*** Records for the task ***
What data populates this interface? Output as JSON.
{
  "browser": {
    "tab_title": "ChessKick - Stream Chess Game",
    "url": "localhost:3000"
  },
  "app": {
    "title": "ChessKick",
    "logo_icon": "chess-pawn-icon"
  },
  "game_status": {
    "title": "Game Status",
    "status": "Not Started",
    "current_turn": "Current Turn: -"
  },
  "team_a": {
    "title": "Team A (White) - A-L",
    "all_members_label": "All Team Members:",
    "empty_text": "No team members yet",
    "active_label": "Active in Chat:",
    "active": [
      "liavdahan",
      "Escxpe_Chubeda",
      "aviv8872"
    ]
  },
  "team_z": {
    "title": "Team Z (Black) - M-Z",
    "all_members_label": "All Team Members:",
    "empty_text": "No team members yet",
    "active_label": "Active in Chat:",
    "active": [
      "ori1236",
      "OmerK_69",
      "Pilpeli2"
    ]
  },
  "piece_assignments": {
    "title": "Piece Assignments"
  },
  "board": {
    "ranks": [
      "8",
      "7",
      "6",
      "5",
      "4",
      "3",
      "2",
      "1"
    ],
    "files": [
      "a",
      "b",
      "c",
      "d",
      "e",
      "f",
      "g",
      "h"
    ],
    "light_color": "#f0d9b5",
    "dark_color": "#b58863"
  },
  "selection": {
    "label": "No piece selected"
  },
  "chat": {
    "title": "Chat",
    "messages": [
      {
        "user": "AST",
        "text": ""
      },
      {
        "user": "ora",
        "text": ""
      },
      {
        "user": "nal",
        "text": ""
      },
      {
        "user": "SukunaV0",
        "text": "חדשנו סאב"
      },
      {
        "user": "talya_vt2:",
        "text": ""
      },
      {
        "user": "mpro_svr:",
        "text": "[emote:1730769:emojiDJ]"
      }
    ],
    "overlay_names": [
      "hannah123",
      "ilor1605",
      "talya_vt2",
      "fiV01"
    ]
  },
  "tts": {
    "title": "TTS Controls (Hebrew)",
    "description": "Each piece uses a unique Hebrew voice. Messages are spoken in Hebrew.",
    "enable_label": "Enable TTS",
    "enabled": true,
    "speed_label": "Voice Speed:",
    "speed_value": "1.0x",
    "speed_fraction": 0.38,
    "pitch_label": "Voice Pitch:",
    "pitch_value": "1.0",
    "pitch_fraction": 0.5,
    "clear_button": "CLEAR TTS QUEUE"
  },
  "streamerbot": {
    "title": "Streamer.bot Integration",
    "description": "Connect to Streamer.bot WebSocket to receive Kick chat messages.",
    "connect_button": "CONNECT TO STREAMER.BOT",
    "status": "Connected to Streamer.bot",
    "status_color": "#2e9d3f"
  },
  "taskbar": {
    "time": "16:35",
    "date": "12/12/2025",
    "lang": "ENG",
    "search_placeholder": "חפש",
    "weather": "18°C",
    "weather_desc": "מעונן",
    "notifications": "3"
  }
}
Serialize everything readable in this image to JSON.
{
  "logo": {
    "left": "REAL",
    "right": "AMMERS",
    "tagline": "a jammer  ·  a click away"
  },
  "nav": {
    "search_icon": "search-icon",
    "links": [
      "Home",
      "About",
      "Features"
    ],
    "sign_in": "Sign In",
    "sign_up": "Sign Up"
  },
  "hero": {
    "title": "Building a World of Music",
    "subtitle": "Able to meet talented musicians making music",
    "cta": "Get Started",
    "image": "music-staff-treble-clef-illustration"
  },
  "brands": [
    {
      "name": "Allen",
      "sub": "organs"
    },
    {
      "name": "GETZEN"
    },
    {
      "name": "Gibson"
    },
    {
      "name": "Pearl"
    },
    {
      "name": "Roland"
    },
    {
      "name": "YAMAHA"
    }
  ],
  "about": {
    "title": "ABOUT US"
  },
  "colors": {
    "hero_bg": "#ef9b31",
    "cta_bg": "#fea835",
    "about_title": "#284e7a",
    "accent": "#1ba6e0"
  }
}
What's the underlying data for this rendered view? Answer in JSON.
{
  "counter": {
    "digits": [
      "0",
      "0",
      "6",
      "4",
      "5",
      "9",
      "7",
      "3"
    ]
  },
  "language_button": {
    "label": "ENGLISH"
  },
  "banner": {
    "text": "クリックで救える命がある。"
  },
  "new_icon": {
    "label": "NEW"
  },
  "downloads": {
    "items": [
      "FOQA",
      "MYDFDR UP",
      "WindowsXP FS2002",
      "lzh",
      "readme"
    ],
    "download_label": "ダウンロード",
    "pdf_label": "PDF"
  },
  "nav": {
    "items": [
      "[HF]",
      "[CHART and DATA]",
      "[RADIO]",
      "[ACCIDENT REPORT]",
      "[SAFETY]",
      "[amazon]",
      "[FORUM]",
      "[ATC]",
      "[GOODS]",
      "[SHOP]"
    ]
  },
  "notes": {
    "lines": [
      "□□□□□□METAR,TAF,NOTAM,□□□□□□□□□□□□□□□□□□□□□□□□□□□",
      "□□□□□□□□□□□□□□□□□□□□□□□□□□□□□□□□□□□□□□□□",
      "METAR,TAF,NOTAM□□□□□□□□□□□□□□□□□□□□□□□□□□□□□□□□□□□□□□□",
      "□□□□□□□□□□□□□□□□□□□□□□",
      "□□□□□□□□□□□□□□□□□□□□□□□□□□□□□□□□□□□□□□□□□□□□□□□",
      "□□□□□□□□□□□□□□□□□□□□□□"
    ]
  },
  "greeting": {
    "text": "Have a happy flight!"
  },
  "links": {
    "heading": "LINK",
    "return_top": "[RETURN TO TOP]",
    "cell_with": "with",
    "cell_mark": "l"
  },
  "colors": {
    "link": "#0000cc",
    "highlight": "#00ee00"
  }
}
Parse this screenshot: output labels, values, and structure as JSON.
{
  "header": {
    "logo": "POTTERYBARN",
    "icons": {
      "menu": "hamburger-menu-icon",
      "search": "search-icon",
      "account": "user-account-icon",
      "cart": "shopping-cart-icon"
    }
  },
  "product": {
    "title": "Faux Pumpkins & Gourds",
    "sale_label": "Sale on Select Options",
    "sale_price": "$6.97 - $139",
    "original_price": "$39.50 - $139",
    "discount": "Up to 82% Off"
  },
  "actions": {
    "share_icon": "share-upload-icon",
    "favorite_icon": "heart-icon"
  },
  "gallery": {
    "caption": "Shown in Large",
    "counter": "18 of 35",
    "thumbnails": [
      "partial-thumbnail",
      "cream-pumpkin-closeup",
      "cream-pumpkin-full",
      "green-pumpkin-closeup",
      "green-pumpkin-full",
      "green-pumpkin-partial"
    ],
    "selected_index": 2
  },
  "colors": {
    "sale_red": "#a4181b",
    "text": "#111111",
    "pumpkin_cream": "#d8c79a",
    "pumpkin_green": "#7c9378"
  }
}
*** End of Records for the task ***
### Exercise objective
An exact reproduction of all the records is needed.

### Worked solution
What data populates this interface? Output as JSON.
{
  "browser": {
    "tab_title": "ChessKick - Stream Chess Game",
    "url": "localhost:3000"
  },
  "app": {
    "title": "ChessKick",
    "logo_icon": "chess-pawn-icon"
  },
  "game_status": {
    "title": "Game Status",
    "status": "Not Started",
    "current_turn": "Current Turn: -"
  },
  "team_a": {
    "title": "Team A (White) - A-L",
    "all_members_label": "All Team Members:",
    "empty_text": "No team members yet",
    "active_label": "Active in Chat:",
    "active": [
      "liavdahan",
      "Escxpe_Chubeda",
      "aviv8872"
    ]
  },
  "team_z": {
    "title": "Team Z (Black) - M-Z",
    "all_members_label": "All Team Members:",
    "empty_text": "No team members yet",
    "active_label": "Active in Chat:",
    "active": [
      "ori1236",
      "OmerK_69",
      "Pilpeli2"
    ]
  },
  "piece_assignments": {
    "title": "Piece Assignments"
  },
  "board": {
    "ranks": [
      "8",
      "7",
      "6",
      "5",
      "4",
      "3",
      "2",
      "1"
    ],
    "files": [
      "a",
      "b",
      "c",
      "d",
      "e",
      "f",
      "g",
      "h"
    ],
    "light_color": "#f0d9b5",
    "dark_color": "#b58863"
  },
  "selection": {
    "label": "No piece selected"
  },
  "chat": {
    "title": "Chat",
    "messages": [
      {
        "user": "AST",
        "text": ""
      },
      {
        "user": "ora",
        "text": ""
      },
      {
        "user": "nal",
        "text": ""
      },
      {
        "user": "SukunaV0",
        "text": "חדשנו סאב"
      },
      {
        "user": "talya_vt2:",
        "text": ""
      },
      {
        "user": "mpro_svr:",
        "text": "[emote:1730769:emojiDJ]"
      }
    ],
    "overlay_names": [
      "hannah123",
      "ilor1605",
      "talya_vt2",
      "fiV01"
    ]
  },
  "tts": {
    "title": "TTS Controls (Hebrew)",
    "description": "Each piece uses a unique Hebrew voice. Messages are spoken in Hebrew.",
    "enable_label": "Enable TTS",
    "enabled": true,
    "speed_label": "Voice Speed:",
    "speed_value": "1.0x",
    "speed_fraction": 0.38,
    "pitch_label": "Voice Pitch:",
    "pitch_value": "1.0",
    "pitch_fraction": 0.5,
    "clear_button": "CLEAR TTS QUEUE"
  },
  "streamerbot": {
    "title": "Streamer.bot Integration",
    "description": "Connect to Streamer.bot WebSocket to receive Kick chat messages.",
    "connect_button": "CONNECT TO STREAMER.BOT",
    "status": "Connected to Streamer.bot",
    "status_color": "#2e9d3f"
  },
  "taskbar": {
    "time": "16:35",
    "date": "12/12/2025",
    "lang": "ENG",
    "search_placeholder": "חפש",
    "weather": "18°C",
    "weather_desc": "מעונן",
    "notifications": "3"
  }
}
Serialize everything readable in this image to JSON.
{
  "logo": {
    "left": "REAL",
    "right": "AMMERS",
    "tagline": "a jammer  ·  a click away"
  },
  "nav": {
    "search_icon": "search-icon",
    "links": [
      "Home",
      "About",
      "Features"
    ],
    "sign_in": "Sign In",
    "sign_up": "Sign Up"
  },
  "hero": {
    "title": "Building a World of Music",
    "subtitle": "Able to meet talented musicians making music",
    "cta": "Get Started",
    "image": "music-staff-treble-clef-illustration"
  },
  "brands": [
    {
      "name": "Allen",
      "sub": "organs"
    },
    {
      "name": "GETZEN"
    },
    {
      "name": "Gibson"
    },
    {
      "name": "Pearl"
    },
    {
      "name": "Roland"
    },
    {
      "name": "YAMAHA"
    }
  ],
  "about": {
    "title": "ABOUT US"
  },
  "colors": {
    "hero_bg": "#ef9b31",
    "cta_bg": "#fea835",
    "about_title": "#284e7a",
    "accent": "#1ba6e0"
  }
}
What's the underlying data for this rendered view? Answer in JSON.
{
  "counter": {
    "digits": [
      "0",
      "0",
      "6",
      "4",
      "5",
      "9",
      "7",
      "3"
    ]
  },
  "language_button": {
    "label": "ENGLISH"
  },
  "banner": {
    "text": "クリックで救える命がある。"
  },
  "new_icon": {
    "label": "NEW"
  },
  "downloads": {
    "items": [
      "FOQA",
      "MYDFDR UP",
      "WindowsXP FS2002",
      "lzh",
      "readme"
    ],
    "download_label": "ダウンロード",
    "pdf_label": "PDF"
  },
  "nav": {
    "items": [
      "[HF]",
      "[CHART and DATA]",
      "[RADIO]",
      "[ACCIDENT REPORT]",
      "[SAFETY]",
      "[amazon]",
      "[FORUM]",
      "[ATC]",
      "[GOODS]",
      "[SHOP]"
    ]
  },
  "notes": {
    "lines": [
      "□□□□□□METAR,TAF,NOTAM,□□□□□□□□□□□□□□□□□□□□□□□□□□□",
      "□□□□□□□□□□□□□□□□□□□□□□□□□□□□□□□□□□□□□□□□",
      "METAR,TAF,NOTAM□□□□□□□□□□□□□□□□□□□□□□□□□□□□□□□□□□□□□□□",
      "□□□□□□□□□□□□□□□□□□□□□□",
      "□□□□□□□□□□□□□□□□□□□□□□□□□□□□□□□□□□□□□□□□□□□□□□□",
      "□□□□□□□□□□□□□□□□□□□□□□"
    ]
  },
  "greeting": {
    "text": "Have a happy flight!"
  },
  "links": {
    "heading": "LINK",
    "return_top": "[RETURN TO TOP]",
    "cell_with": "with",
    "cell_mark": "l"
  },
  "colors": {
    "link": "#0000cc",
    "highlight": "#00ee00"
  }
}
Parse this screenshot: output labels, values, and structure as JSON.
{
  "header": {
    "logo": "POTTERYBARN",
    "icons": {
      "menu": "hamburger-menu-icon",
      "search": "search-icon",
      "account": "user-account-icon",
      "cart": "shopping-cart-icon"
    }
  },
  "product": {
    "title": "Faux Pumpkins & Gourds",
    "sale_label": "Sale on Select Options",
    "sale_price": "$6.97 - $139",
    "original_price": "$39.50 - $139",
    "discount": "Up to 82% Off"
  },
  "actions": {
    "share_icon": "share-upload-icon",
    "favorite_icon": "heart-icon"
  },
  "gallery": {
    "caption": "Shown in Large",
    "counter": "18 of 35",
    "thumbnails": [
      "partial-thumbnail",
      "cream-pumpkin-closeup",
      "cream-pumpkin-full",
      "green-pumpkin-closeup",
      "green-pumpkin-full",
      "green-pumpkin-partial"
    ],
    "selected_index": 2
  },
  "colors": {
    "sale_red": "#a4181b",
    "text": "#111111",
    "pumpkin_cream": "#d8c79a",
    "pumpkin_green": "#7c9378"
  }
}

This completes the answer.